4. Excellent Eyesight

While their height helps them in spotting lurking predators, giraffes also rely largely on their keen eyesight. Their eyes are easily among the largest of all terrestrial mammals and give them excellent vision in nearly every direction! Giraffes see in color as well! They enjoy great peripheral vision, which extends so far that they can almost see things directly behind them.

Combined with their high vantage point, this incredible eyesight allows giraffes to see predators, most commonly lions, from nearly a mile away! This is an incredible skill that often protects giraffes from surprise attacks. It proves beneficial and even life-saving for giraffes, their offspring, and groups.

3. Tongues that Act Like Fingers

There are many unique qualities of giraffe tongues, but one of the most obvious is their color: best described as dark blue, purple, or even black! It is commonly explained to be so dark in color as protection from such harsh and direct sunlight, which is especially necessary with tongues that grow up to 45 to 50 cm long! While this theory is widely accepted, it is yet to be scientifically proven.

Tongues act for giraffes much like humans use our fingers. Being so long, they are extremely helpful in grabbing and moving objects, most commonly being food. Giraffes are herbivores and feed on a variety of plants and shoots, most commonly the Senegalia and Vachellia species.

These species of plants have skillfully developed spiky defensive thorns, forcing giraffes to become more resourceful. Giraffe’s tongues have thickened layers of papillae and extra-thick saliva that act as additional protection from these dangerous thorns. The mammals must then exercise great skill in moving their tongues to avoid thorns and successfully distinguish them from their favorite food source.

2. World’s Tallest Mammals

It is no surprise that giraffes are the world’s tallest mammals. They are well known for their long necks and legs. Adult giraffes can grow up to 5.5 meters (18 feet) tall! That is the height of nearly three adult males stacked on top of each other! Their legs alone can often be 6 feet long. Giraffes’ necks can grow up to 6 feet as well, weighing up to 600 pounds, which is nearly half of their body weight.

Baby giraffes are even born as tall as humans are as adults! They measure around six feet tall when born. This allows mothers to stand above their young as a protective measure against predators.

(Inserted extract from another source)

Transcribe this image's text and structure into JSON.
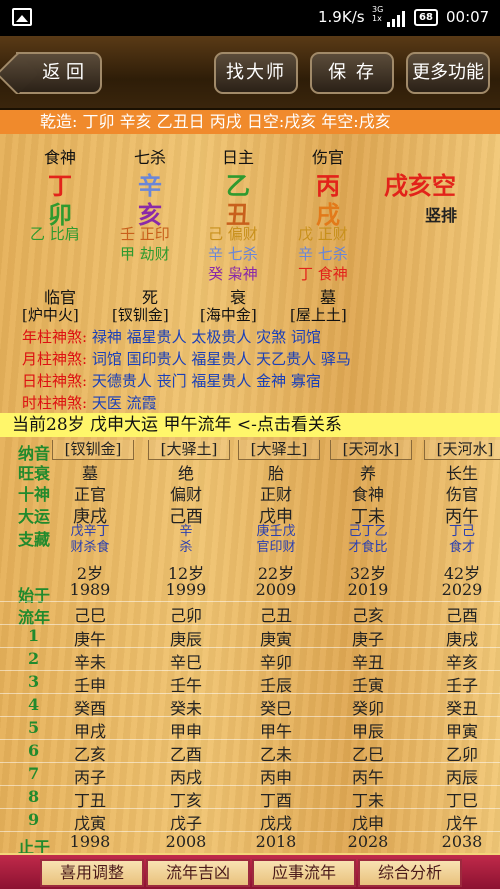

1. Spot Patterns are Unique, Social Markings, and Heat Regulating

Much like snowflakes and human fingerprints, no two giraffes have the same spot pattern. While each spot pattern is unique, it has been recently proven that giraffes do, in part, inherit their spot pattern from their mothers. This allows mothers to recognize their offspring more easily and quickly in large groups, an especially helpful tool for mothers with strong protective natures, allowing them to identify their offspring and keep them from danger.

One large purpose of giraffe’s spots is to act as camouflage and protect them from predators. Their tan and brown spots allow them to blend in with the African savannah, and increase their chances of survival in the wild!

Young giraffes with larger, more irregularly shaped spots are 7.5% more likely to survive their first four months of life. In contrast, offspring with smaller, more uniformly shaped spots are more easily spotted by predators and have lower survival rates.

A less obvious purpose of giraffe’s spot patterns is through an intricated method of heat regulation. The African savannah is one of the most unforgivingly hot and dry locations on Earth, which means that animals need to adapt for survival there. Many animals roll around in the dirt or cover themselves in mud as protection from the heat, but giraffes’ long legs and necks hinder them from these popular activities used by their neighbors to cool down.

Each spot on giraffes is outlined by a large blood vessel, which connects to branches of smaller blood vessels throughout the center of each spot. The larger, outer vessel sends blood into the center of the spot, acting as a thermal window.

Giraffes are able to release body heat through each spot using this cooling method. With many of these spots on their body, giraffes are able to efficiently regulate their body heat and successfully live in an environment with such harsh sunlight, despite their large size.